Re: Removing old python packages installed with pip
- Date: Sat, 2 Dec 2017 09:27:43 -0600
- From: David Wright <deblis@xxxxxxxxxxxxxxxxx>
- Subject: Re: Removing old python packages installed with pip
On Fri 01 Dec 2017 at 12:42:35 (-0300), Eike Lantzsch wrote:
> On Friday, December 1, 2017 3:24:47 PM -03 Urs Thuermann wrote:
> > On a machine running Debian stretch I have installed python3, which is
> > currently python3.5. Nothing of python3.4 is present.
> > But in /usr/local/lib/python3.4/dist-packages/ a number of packages is
> > still installed. Probably, these have been installed using pip3 when
> > python3.4 was current.
> > Now, it seems pip3 isn't able to remove packages from that old
> > directory. Is it safe to just rm -r /usr/local/lib/python3.4?
You should preserve /usr/local/lib/python3.4/dist-packages/,
so removing just the files, and not *all* the directories, is safer.
> If those packages were installed together with the Debian system then
> deinstall with aptitude or apt remove.
If Debian installs files (other than empty directories) under
/usr/local/, I would file a bug. That tree is for you, not Debian.
> If you mix two different package installers the consequence is that one does
> not know about the other and they can interfere with each other.

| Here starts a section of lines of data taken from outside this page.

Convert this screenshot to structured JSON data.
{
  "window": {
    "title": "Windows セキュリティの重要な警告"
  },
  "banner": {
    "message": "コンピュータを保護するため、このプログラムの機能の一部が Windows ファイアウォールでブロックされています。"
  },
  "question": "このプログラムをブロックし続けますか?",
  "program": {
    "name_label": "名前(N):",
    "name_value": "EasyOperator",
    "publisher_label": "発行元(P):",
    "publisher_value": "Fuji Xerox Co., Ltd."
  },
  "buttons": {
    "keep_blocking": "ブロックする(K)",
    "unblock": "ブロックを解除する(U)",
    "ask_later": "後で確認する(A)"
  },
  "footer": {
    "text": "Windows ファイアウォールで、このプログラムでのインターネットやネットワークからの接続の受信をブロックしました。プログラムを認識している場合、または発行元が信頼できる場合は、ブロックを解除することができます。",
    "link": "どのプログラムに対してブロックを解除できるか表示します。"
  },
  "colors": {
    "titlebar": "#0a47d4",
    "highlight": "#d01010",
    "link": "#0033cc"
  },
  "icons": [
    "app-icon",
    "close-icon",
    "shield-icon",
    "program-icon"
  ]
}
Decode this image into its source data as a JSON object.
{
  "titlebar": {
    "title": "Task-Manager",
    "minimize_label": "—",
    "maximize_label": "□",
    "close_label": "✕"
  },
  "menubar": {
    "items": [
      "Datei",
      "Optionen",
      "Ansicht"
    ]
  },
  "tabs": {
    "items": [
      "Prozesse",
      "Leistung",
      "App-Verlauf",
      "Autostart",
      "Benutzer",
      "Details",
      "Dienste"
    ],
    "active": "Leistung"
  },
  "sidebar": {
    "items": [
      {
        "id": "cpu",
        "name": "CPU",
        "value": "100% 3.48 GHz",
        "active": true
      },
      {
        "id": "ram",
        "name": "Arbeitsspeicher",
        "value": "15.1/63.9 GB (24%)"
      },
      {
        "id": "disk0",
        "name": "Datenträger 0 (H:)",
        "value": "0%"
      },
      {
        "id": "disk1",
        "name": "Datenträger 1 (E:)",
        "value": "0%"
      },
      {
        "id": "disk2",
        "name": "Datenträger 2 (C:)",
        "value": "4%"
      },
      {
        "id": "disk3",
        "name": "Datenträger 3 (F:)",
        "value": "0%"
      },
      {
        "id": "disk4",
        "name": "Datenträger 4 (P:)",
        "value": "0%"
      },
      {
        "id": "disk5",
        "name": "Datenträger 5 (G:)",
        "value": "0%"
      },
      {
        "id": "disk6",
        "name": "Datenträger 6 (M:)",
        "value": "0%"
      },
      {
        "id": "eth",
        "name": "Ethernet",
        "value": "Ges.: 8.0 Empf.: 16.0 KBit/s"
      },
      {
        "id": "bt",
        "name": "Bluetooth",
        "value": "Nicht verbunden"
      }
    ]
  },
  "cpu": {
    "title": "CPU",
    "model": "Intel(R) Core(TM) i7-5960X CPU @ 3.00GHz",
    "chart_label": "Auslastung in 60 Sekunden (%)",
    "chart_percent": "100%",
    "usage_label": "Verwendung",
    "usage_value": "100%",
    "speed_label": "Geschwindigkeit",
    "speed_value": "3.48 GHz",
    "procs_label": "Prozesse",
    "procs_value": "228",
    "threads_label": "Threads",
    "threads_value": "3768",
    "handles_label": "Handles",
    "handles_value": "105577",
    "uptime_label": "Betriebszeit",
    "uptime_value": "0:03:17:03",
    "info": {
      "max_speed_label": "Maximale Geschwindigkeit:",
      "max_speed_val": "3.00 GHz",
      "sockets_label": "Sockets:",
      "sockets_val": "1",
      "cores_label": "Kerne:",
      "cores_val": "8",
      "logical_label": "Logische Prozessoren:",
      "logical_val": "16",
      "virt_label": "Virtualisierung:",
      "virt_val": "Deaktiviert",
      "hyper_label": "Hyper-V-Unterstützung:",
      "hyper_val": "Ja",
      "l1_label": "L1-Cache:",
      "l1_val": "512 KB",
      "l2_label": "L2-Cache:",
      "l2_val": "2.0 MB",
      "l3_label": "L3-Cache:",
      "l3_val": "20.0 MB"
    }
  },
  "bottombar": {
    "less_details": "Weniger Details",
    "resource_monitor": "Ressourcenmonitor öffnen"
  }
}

> On Debian always install packages the "Debian way".
> Don't make a Frankendebian:
My understanding of "Frankendebian" is a system that mixes *Debian*
versions. There have to be ways of adding other suites of software
to a Debian system and, if they're for general rather than personal
use, the /usr/local/ tree is a good way to go. Why else bother to
have /usr/local/bin in the default $PATH?
>From the reference above: "Installing software to the /usr/local will
make it available to all users, and will not interfere with the
package manager. The stow package can be useful for managing software
installed to /usr/local."